    — Grantland

Outlaw's always been the rough-around-the-edges, tuff guy uncle at the country music family picnic. Denim and leather, not Stetson and Nudie. Hair by Pennzoil, not Pomade. But, in the right hands--Haggard, Paycheck, Junior, Willie and Waylon and now Whitey Morgan--Outlaw is more than beards and bandanas, ink and attitude, it's goddamn folk music. It's about doing the best you can, about getting by and about cold beer and colder women--everything that keeps the honky tonks full on a Saturday night. It's about standing up when it'd just be easier to fall down.

With the Nashville establishment complacently riding a walmartized wave of bro-country, Whitey Morgan & 78s’ brand of tough and tight, loose and loud outlaw honky tonk is a breath of fresh motor oil, sweat, and grease. They are in bare-knuckle brawl for the soul of a cherished music form every night their boots hit the boards.

And because some bands just can’t be contained or content in a studio, WM78’s sound best where they are most at home: on stage. In the case of Born, Raised & LIVE from Flint, that stage is their home turf of The Machine Shop, Flint MI, where the beards and whiskey come right at you through the speakers, where you can feel the muscle behind the hustle.

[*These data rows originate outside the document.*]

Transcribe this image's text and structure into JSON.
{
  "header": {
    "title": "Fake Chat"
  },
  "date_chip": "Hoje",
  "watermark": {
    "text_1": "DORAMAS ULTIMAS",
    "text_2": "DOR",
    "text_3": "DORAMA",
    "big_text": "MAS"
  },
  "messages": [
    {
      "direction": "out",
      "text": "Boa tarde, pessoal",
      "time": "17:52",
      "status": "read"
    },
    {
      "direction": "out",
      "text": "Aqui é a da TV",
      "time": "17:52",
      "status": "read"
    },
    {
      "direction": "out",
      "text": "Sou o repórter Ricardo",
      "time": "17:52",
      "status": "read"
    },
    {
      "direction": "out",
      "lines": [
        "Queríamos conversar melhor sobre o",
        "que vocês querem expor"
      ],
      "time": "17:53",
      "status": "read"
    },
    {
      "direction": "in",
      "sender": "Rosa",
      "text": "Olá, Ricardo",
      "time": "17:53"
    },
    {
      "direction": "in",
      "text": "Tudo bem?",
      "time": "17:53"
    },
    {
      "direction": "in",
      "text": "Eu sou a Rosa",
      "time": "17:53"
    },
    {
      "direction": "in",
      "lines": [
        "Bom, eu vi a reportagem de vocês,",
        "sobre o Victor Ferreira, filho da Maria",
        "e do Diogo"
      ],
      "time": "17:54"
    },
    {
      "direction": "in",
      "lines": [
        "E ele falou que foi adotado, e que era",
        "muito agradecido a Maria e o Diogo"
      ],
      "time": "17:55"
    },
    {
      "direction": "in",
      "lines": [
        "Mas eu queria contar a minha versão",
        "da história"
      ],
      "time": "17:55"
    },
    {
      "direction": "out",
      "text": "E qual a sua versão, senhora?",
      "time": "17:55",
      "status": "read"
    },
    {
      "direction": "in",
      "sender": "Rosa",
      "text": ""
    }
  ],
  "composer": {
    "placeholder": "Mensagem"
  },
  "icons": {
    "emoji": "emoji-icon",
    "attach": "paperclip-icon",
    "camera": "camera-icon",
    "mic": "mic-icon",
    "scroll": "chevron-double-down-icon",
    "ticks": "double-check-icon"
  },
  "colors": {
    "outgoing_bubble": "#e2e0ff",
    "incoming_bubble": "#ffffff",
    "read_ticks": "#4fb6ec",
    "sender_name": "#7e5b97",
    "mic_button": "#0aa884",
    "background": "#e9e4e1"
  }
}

Pulling favorites from their first two albums, including their self-titled Bloodshot debut (2010), plus three previously unrecorded songs, Whitey & the boys lay ‘em all out in the heat of the stage and in front of a crowd thirsty, really thirsty, for a good time. It’s Flint, a town not unfamiliar with hard times, but it could be anywhere. 

Kicking off with the hometown shout out “Buick City Blues,” WM78’s keep it loud and proud, a wall of Waylon played to be heard over the sounds of the stamping plant. Drinking, cheating, fighting, and drinking - all the bases are covered. 

Whitey’s originals are interspersed with in-the-pocket covers of Johnny Paycheck’s “Cocaine Train,” Johnny Cash’s “Bad News,” and a surprisingly affecting version of The Boss’s “I’m On Fire.” Rounding it all out is the Dale Watson-penned true-story ode to genius songwriter and handgun enthusiast Billy Joe Shaver, asking the age-old rumble-in-the-parking lot question: “Where Do You Want It?”

Like a high and tight fastball, Whitey Morgan & the 78s stand you up straight and get your attention on Born, Raise & LIVE from Flint. It’s a sound as hard-hitting as it is hard-headed. Flint’s been down, but it ain’t out. Same goes for classic outlaw country.

Full Bio

Official Website: Whitey Morgan and the 78's Online


Punch Enterprises
Contact Name: 
Arthur Penhallow
CTK Entertainment
Contact Name: 
Mike Krug